EXERCISE INSTRUCTIONS –
Copy the records below without altering a single word.

INFORMATION GIVEN –
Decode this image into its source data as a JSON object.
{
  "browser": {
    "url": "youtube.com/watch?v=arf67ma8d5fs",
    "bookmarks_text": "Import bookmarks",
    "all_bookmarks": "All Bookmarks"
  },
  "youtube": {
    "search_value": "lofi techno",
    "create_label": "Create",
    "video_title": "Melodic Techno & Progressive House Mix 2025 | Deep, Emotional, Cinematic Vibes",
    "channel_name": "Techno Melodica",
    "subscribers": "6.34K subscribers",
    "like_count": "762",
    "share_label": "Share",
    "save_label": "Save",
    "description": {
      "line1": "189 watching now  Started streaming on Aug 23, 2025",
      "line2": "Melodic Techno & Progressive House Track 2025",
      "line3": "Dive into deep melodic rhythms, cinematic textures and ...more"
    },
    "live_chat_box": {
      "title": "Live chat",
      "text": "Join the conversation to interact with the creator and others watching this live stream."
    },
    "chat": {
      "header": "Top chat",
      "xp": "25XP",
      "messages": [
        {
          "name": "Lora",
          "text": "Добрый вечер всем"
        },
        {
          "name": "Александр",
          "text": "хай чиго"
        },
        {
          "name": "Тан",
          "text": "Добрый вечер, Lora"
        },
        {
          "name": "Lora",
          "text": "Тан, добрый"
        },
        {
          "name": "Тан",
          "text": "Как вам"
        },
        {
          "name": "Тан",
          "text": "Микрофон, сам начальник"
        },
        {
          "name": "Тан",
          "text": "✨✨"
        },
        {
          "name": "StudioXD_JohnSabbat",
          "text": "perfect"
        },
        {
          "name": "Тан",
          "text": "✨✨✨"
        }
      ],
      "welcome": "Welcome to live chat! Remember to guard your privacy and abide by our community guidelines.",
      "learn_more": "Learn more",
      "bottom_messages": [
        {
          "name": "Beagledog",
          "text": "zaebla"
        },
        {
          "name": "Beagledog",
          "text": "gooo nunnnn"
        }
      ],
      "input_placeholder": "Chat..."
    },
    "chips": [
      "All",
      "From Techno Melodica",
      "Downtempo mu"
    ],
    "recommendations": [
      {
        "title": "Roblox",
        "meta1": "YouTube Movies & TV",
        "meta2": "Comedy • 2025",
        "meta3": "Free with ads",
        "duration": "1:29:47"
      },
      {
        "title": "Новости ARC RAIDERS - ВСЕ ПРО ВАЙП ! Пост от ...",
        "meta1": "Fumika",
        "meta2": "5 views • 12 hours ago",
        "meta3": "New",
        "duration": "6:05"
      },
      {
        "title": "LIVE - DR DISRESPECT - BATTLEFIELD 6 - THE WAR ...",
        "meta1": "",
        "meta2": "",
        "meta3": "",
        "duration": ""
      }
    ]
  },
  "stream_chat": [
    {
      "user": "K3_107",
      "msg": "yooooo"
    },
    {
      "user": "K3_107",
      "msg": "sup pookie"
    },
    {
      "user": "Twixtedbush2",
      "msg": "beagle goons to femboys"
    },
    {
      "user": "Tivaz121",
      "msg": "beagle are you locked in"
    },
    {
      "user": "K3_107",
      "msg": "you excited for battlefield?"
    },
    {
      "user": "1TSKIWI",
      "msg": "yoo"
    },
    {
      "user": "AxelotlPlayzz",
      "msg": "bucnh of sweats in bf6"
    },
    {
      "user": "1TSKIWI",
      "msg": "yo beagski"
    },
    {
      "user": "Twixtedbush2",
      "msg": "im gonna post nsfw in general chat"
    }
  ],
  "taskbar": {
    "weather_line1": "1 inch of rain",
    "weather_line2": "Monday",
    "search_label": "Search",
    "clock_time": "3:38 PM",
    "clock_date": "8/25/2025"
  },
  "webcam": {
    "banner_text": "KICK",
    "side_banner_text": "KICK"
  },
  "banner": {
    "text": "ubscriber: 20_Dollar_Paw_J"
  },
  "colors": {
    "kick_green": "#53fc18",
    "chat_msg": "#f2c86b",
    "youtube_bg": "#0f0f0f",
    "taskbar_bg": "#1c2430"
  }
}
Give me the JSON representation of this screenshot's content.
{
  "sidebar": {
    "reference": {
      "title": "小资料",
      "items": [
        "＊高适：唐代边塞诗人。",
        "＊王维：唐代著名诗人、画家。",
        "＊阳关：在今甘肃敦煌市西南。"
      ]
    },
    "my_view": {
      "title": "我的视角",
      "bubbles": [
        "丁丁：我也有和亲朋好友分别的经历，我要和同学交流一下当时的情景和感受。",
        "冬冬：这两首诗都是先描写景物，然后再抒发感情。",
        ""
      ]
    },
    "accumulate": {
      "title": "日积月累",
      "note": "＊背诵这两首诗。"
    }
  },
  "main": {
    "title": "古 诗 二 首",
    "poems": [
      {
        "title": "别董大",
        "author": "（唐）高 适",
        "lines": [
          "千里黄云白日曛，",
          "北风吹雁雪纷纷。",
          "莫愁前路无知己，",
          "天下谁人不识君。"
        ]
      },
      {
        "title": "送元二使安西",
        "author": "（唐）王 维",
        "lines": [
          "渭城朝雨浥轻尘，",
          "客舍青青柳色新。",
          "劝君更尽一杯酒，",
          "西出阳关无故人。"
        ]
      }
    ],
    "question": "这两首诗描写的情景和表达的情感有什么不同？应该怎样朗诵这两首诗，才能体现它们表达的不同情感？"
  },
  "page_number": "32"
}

RESPONSE –
Decode this image into its source data as a JSON object.
{
  "browser": {
    "url": "youtube.com/watch?v=arf67ma8d5fs",
    "bookmarks_text": "Import bookmarks",
    "all_bookmarks": "All Bookmarks"
  },
  "youtube": {
    "search_value": "lofi techno",
    "create_label": "Create",
    "video_title": "Melodic Techno & Progressive House Mix 2025 | Deep, Emotional, Cinematic Vibes",
    "channel_name": "Techno Melodica",
    "subscribers": "6.34K subscribers",
    "like_count": "762",
    "share_label": "Share",
    "save_label": "Save",
    "description": {
      "line1": "189 watching now  Started streaming on Aug 23, 2025",
      "line2": "Melodic Techno & Progressive House Track 2025",
      "line3": "Dive into deep melodic rhythms, cinematic textures and ...more"
    },
    "live_chat_box": {
      "title": "Live chat",
      "text": "Join the conversation to interact with the creator and others watching this live stream."
    },
    "chat": {
      "header": "Top chat",
      "xp": "25XP",
      "messages": [
        {
          "name": "Lora",
          "text": "Добрый вечер всем"
        },
        {
          "name": "Александр",
          "text": "хай чиго"
        },
        {
          "name": "Тан",
          "text": "Добрый вечер, Lora"
        },
        {
          "name": "Lora",
          "text": "Тан, добрый"
        },
        {
          "name": "Тан",
          "text": "Как вам"
        },
        {
          "name": "Тан",
          "text": "Микрофон, сам начальник"
        },
        {
          "name": "Тан",
          "text": "✨✨"
        },
        {
          "name": "StudioXD_JohnSabbat",
          "text": "perfect"
        },
        {
          "name": "Тан",
          "text": "✨✨✨"
        }
      ],
      "welcome": "Welcome to live chat! Remember to guard your privacy and abide by our community guidelines.",
      "learn_more": "Learn more",
      "bottom_messages": [
        {
          "name": "Beagledog",
          "text": "zaebla"
        },
        {
          "name": "Beagledog",
          "text": "gooo nunnnn"
        }
      ],
      "input_placeholder": "Chat..."
    },
    "chips": [
      "All",
      "From Techno Melodica",
      "Downtempo mu"
    ],
    "recommendations": [
      {
        "title": "Roblox",
        "meta1": "YouTube Movies & TV",
        "meta2": "Comedy • 2025",
        "meta3": "Free with ads",
        "duration": "1:29:47"
      },
      {
        "title": "Новости ARC RAIDERS - ВСЕ ПРО ВАЙП ! Пост от ...",
        "meta1": "Fumika",
        "meta2": "5 views • 12 hours ago",
        "meta3": "New",
        "duration": "6:05"
      },
      {
        "title": "LIVE - DR DISRESPECT - BATTLEFIELD 6 - THE WAR ...",
        "meta1": "",
        "meta2": "",
        "meta3": "",
        "duration": ""
      }
    ]
  },
  "stream_chat": [
    {
      "user": "K3_107",
      "msg": "yooooo"
    },
    {
      "user": "K3_107",
      "msg": "sup pookie"
    },
    {
      "user": "Twixtedbush2",
      "msg": "beagle goons to femboys"
    },
    {
      "user": "Tivaz121",
      "msg": "beagle are you locked in"
    },
    {
      "user": "K3_107",
      "msg": "you excited for battlefield?"
    },
    {
      "user": "1TSKIWI",
      "msg": "yoo"
    },
    {
      "user": "AxelotlPlayzz",
      "msg": "bucnh of sweats in bf6"
    },
    {
      "user": "1TSKIWI",
      "msg": "yo beagski"
    },
    {
      "user": "Twixtedbush2",
      "msg": "im gonna post nsfw in general chat"
    }
  ],
  "taskbar": {
    "weather_line1": "1 inch of rain",
    "weather_line2": "Monday",
    "search_label": "Search",
    "clock_time": "3:38 PM",
    "clock_date": "8/25/2025"
  },
  "webcam": {
    "banner_text": "KICK",
    "side_banner_text": "KICK"
  },
  "banner": {
    "text": "ubscriber: 20_Dollar_Paw_J"
  },
  "colors": {
    "kick_green": "#53fc18",
    "chat_msg": "#f2c86b",
    "youtube_bg": "#0f0f0f",
    "taskbar_bg": "#1c2430"
  }
}
Give me the JSON representation of this screenshot's content.
{
  "sidebar": {
    "reference": {
      "title": "小资料",
      "items": [
        "＊高适：唐代边塞诗人。",
        "＊王维：唐代著名诗人、画家。",
        "＊阳关：在今甘肃敦煌市西南。"
      ]
    },
    "my_view": {
      "title": "我的视角",
      "bubbles": [
        "丁丁：我也有和亲朋好友分别的经历，我要和同学交流一下当时的情景和感受。",
        "冬冬：这两首诗都是先描写景物，然后再抒发感情。",
        ""
      ]
    },
    "accumulate": {
      "title": "日积月累",
      "note": "＊背诵这两首诗。"
    }
  },
  "main": {
    "title": "古 诗 二 首",
    "poems": [
      {
        "title": "别董大",
        "author": "（唐）高 适",
        "lines": [
          "千里黄云白日曛，",
          "北风吹雁雪纷纷。",
          "莫愁前路无知己，",
          "天下谁人不识君。"
        ]
      },
      {
        "title": "送元二使安西",
        "author": "（唐）王 维",
        "lines": [
          "渭城朝雨浥轻尘，",
          "客舍青青柳色新。",
          "劝君更尽一杯酒，",
          "西出阳关无故人。"
        ]
      }
    ],
    "question": "这两首诗描写的情景和表达的情感有什么不同？应该怎样朗诵这两首诗，才能体现它们表达的不同情感？"
  },
  "page_number": "32"
}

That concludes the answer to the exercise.